Efforts are needed to ensure that occupiers to a green building understand how to live green! Living green actually changes occupier’s mind-set and lifestyle so as to make staying in a green building more meaningful. This is where the term sustainable habitat comes in taking us beyond physical form of a green building or green infrastructure and bringing in sustainable lifestyles.
Several years ago, I visited Hammarby Sjöstad, an exciting district in Stockholm where the City imposed tough environmental requirements on buildings, technical installations and the traffic. Accordingly the Stockholm Water Company, Fortum and the Stockholm Waste Management Administration jointly developed a common eco-cycle model. (See http://www.hammarbysjostad.se/ and download the “environmental map” at http://www.hammarbysjostad.se/inenglish/pdf/HS%20env%20map%20nov%202011.pdf). I spent the whole day walking around the district and spoke with the residents.
While there are several innovative materials and technologies used, one of the unique initiatives of Hammarby Sjöstad is the Environmental Information Center. This Center is built to educate the occupiers of the green buildings and make them aware on how to live green. The Center showcases green materials, green gadgets/fit outs and green technologies. It holds short seminars, screens films and arranges exhibitions for residents as well as district neighbourhood. The Center called as GlashusEtt plays a role of a hub or environmental community centre.
Indeed, every green building townships we build should have a GlashusEtt. Mere physical green form is not enough. Green ratings or certificates may not be given one time on a permanent basis but renewed based on how the green buildings are actually used by the occupants. It’s like asking for a green occupancy certificate.

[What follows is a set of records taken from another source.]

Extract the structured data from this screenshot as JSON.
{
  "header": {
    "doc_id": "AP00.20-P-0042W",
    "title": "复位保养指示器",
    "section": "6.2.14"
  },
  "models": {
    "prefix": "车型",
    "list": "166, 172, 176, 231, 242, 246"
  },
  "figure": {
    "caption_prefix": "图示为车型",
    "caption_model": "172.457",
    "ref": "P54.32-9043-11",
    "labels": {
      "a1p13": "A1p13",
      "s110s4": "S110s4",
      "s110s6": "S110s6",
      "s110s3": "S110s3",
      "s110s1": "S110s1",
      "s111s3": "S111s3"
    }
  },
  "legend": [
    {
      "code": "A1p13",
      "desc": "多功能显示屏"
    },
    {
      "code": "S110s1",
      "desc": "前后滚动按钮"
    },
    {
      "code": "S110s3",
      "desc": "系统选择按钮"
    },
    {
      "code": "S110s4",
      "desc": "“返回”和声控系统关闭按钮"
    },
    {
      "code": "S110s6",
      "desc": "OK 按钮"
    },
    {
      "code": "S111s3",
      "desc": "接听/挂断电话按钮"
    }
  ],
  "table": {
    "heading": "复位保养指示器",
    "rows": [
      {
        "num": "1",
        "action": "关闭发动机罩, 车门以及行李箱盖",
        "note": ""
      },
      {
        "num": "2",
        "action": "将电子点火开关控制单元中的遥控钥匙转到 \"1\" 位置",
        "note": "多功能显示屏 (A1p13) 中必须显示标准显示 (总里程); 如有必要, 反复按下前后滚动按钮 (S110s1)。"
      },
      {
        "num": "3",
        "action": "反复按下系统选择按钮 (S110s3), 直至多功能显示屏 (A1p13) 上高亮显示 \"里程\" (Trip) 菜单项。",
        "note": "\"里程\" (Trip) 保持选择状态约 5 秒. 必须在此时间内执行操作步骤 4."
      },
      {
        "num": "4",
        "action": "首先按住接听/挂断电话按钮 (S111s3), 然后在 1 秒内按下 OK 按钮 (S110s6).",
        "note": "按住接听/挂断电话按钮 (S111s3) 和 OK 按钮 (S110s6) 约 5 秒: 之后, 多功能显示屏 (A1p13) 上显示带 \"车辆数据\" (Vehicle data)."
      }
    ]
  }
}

If we really intend to promote sustainability in our built forms, then let us not just build green but learn how to live green!